As much as I’ve experienced grace, I’m still a toddler when it comes to extending it.
I believe forgiveness and extending grace are absolutely commanded and expected by Jesus. I don’t believe, however, that forgiveness and grace are an excuse to overlook wrongs done. Civil and societal laws are necessary for groups to function (somewhat) peaceably and were upheld by Jesus. When a law is broken or wrong done, we can expect justice and often punishment to the offending party. These are foundational aspects of our belief system and societal expectations.
However, what happens the next day (and month) after justice and retribution are served? What is the evolutionary process of relationships post-conviction? What does grace look like in the messy business of our often broken lives?
Jesus and grace
We see Jesus coming down hard on spiritual leaders, but seemingly soft on sinful individuals. He slammed those who brought the adulteress to Him, yet extended forgiveness and hope to the scandalized woman. He called the elders a brood of vipers, yet implored His Father to forgive the hated Romans who nailed Him at the cross. Where was His grace for the Jewish leaders?

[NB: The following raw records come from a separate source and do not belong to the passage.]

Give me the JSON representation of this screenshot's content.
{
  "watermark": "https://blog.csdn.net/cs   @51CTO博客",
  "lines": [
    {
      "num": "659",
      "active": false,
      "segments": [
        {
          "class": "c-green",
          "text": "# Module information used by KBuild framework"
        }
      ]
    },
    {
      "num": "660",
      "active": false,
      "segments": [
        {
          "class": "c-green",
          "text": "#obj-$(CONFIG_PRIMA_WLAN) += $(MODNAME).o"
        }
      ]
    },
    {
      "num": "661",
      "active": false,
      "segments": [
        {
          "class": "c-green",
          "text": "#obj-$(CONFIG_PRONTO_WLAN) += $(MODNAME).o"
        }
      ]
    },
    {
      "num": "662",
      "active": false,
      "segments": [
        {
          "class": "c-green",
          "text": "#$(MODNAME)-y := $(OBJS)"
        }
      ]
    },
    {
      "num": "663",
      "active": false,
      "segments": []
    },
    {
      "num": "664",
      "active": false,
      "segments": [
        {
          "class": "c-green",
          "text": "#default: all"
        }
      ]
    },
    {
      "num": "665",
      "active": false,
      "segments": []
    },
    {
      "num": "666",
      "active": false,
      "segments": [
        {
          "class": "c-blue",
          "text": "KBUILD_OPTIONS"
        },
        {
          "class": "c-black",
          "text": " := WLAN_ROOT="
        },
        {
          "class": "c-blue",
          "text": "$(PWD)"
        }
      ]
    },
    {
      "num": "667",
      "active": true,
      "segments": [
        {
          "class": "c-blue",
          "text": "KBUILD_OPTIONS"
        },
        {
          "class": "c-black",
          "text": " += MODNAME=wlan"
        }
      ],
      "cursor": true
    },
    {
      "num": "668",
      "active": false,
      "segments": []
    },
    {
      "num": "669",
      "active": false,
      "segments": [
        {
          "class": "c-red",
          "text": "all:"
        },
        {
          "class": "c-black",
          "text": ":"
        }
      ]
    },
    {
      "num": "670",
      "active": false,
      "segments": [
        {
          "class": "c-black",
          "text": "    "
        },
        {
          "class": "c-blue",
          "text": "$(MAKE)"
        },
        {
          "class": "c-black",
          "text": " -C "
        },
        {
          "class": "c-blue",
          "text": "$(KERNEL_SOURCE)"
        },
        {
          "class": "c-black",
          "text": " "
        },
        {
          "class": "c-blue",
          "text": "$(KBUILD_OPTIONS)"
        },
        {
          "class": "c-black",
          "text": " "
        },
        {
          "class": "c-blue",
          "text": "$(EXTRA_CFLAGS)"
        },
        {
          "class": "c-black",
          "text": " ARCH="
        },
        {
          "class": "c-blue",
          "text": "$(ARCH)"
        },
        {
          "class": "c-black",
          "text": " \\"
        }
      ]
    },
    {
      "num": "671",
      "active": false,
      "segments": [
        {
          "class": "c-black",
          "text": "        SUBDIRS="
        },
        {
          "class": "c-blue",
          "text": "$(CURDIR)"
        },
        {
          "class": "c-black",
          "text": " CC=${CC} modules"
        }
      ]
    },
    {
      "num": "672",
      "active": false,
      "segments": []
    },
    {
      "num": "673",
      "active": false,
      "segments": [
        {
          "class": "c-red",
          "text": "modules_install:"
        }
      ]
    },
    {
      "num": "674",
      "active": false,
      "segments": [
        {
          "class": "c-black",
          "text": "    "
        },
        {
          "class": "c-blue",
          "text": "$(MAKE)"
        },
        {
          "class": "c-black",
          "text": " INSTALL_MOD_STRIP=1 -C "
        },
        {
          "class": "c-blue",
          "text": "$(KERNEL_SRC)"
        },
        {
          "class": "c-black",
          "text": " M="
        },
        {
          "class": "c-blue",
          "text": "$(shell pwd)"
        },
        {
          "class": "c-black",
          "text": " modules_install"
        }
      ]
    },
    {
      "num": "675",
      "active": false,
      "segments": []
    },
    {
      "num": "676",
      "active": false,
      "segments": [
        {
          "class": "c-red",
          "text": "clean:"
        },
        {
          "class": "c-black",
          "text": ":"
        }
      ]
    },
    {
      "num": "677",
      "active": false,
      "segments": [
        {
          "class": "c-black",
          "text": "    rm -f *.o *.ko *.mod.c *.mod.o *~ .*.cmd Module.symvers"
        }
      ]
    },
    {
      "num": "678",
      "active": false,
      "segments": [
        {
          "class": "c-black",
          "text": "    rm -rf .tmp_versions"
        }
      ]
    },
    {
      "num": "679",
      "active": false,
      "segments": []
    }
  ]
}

Coming closer to home, how do I respond to someone who has preyed on and hurt others, yet is still a broken sinner? What does grace look like in my heart and life when someone I know is part of a heinous breach of confidence? If I’m not the authority or power to enact justice – or justice has been served – how am I to respond to this person? Do I avoid them…judge them…shun them…gossip about them? How is grace redemptive in such situations?
Forgiveness may be a choice, but grace, I believe, is an action.
It looks for the inherent goodness – the resident God-ness – that is surely present in each of His creations. At times grace calls to accountability, convicts and exhorts. In federation with justice, grace might need to have hard conversations or mete out punishment. Sometimes grace sits in the middle of the messiness and holds a hand in solidarity with brokenness. Occasionally grace may remain the only friend of a transgressor – not excusing or dismissing – but because we all need compassion even when we deserve none.
Grace isn’t always easy,
but it always IS.
Ann Halim is editor of eWeekend newsletter for the College View Church in Lincoln, Nebraska. Republished with permission.